- [Assignment]:
Report, as a bare number, how many lines in the data contain "Minute".

- [Given records]:
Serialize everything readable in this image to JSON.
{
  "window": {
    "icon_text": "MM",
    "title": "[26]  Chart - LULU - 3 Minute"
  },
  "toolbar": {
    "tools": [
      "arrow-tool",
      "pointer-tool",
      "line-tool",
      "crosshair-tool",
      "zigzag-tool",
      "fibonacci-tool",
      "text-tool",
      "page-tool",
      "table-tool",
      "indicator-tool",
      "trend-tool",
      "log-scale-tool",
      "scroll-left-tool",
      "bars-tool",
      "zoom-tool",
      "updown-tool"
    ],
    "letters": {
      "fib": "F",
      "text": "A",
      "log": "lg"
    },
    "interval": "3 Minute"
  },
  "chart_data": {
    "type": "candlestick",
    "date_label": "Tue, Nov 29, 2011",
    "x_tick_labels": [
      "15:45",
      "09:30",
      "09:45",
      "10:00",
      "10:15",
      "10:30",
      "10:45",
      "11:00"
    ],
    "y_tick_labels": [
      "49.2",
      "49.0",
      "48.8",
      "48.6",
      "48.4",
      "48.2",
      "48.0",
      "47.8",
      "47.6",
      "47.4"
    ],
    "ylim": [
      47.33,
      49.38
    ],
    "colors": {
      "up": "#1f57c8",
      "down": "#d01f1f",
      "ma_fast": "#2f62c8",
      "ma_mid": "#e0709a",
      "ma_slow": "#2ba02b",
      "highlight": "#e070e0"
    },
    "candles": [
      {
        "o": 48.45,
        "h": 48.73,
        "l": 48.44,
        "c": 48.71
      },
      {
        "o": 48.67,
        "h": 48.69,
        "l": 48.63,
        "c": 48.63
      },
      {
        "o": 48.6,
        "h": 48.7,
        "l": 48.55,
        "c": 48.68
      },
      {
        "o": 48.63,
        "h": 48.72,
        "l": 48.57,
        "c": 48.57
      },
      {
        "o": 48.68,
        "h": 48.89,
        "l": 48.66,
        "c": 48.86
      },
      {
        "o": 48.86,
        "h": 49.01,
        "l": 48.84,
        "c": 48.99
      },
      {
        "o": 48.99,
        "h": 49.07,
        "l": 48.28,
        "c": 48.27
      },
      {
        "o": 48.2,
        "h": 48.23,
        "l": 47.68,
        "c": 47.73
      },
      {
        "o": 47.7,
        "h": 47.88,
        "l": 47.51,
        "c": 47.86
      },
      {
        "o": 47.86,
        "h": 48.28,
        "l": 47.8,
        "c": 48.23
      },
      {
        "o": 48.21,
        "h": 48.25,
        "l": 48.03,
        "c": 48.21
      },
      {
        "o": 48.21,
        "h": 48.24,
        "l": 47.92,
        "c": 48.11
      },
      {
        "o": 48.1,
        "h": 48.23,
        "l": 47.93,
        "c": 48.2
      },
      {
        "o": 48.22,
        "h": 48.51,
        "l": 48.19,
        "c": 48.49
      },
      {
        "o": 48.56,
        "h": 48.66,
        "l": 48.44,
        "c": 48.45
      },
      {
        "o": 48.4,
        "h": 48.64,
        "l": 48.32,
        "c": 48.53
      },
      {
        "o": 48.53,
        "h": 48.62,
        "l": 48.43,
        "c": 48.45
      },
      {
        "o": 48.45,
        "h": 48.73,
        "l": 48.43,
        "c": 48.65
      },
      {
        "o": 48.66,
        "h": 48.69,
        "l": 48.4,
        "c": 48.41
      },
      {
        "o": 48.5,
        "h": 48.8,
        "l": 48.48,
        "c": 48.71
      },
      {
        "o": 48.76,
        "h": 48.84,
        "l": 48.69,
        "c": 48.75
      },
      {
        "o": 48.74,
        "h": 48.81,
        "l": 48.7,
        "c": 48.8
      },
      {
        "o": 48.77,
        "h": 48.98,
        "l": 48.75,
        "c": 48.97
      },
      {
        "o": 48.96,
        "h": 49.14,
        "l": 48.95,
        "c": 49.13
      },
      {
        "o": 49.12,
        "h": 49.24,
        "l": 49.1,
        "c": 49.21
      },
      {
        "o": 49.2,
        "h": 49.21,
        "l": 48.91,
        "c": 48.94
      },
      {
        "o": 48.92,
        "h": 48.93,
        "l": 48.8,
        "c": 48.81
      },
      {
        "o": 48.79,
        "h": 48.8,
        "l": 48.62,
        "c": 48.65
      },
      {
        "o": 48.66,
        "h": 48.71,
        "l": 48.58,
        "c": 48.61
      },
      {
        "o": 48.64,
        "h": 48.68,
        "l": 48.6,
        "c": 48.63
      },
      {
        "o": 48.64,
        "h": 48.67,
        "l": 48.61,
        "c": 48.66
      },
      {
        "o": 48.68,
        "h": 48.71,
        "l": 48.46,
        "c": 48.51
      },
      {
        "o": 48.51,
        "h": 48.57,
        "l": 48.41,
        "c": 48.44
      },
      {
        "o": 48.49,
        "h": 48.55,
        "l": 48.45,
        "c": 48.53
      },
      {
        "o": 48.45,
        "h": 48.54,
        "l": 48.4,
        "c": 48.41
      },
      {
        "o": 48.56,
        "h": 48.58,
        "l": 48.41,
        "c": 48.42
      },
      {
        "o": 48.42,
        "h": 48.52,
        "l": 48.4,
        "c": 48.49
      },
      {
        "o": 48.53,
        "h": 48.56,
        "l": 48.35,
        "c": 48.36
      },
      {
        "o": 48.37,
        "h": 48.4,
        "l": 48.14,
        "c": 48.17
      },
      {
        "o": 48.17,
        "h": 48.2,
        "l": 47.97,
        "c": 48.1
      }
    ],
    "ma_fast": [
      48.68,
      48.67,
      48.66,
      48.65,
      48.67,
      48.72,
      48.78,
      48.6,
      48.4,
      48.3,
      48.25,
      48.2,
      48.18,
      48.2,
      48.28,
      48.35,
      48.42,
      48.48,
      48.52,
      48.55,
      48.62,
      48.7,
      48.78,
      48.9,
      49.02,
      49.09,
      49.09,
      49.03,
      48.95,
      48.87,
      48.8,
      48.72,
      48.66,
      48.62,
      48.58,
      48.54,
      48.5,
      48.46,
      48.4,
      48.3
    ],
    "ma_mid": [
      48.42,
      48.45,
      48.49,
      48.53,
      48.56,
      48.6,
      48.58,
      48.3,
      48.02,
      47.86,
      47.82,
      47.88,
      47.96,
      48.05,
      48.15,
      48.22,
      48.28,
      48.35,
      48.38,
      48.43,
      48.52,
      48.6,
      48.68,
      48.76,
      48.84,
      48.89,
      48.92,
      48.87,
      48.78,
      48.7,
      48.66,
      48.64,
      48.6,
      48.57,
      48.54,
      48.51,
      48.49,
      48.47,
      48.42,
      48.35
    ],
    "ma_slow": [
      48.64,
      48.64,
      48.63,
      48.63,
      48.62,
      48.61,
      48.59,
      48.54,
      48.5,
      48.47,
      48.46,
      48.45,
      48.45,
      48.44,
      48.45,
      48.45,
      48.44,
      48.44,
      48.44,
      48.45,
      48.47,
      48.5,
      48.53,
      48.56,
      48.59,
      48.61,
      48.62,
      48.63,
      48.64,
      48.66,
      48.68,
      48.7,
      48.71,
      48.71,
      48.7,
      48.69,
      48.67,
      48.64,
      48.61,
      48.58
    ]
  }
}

- [Exercise output]:
2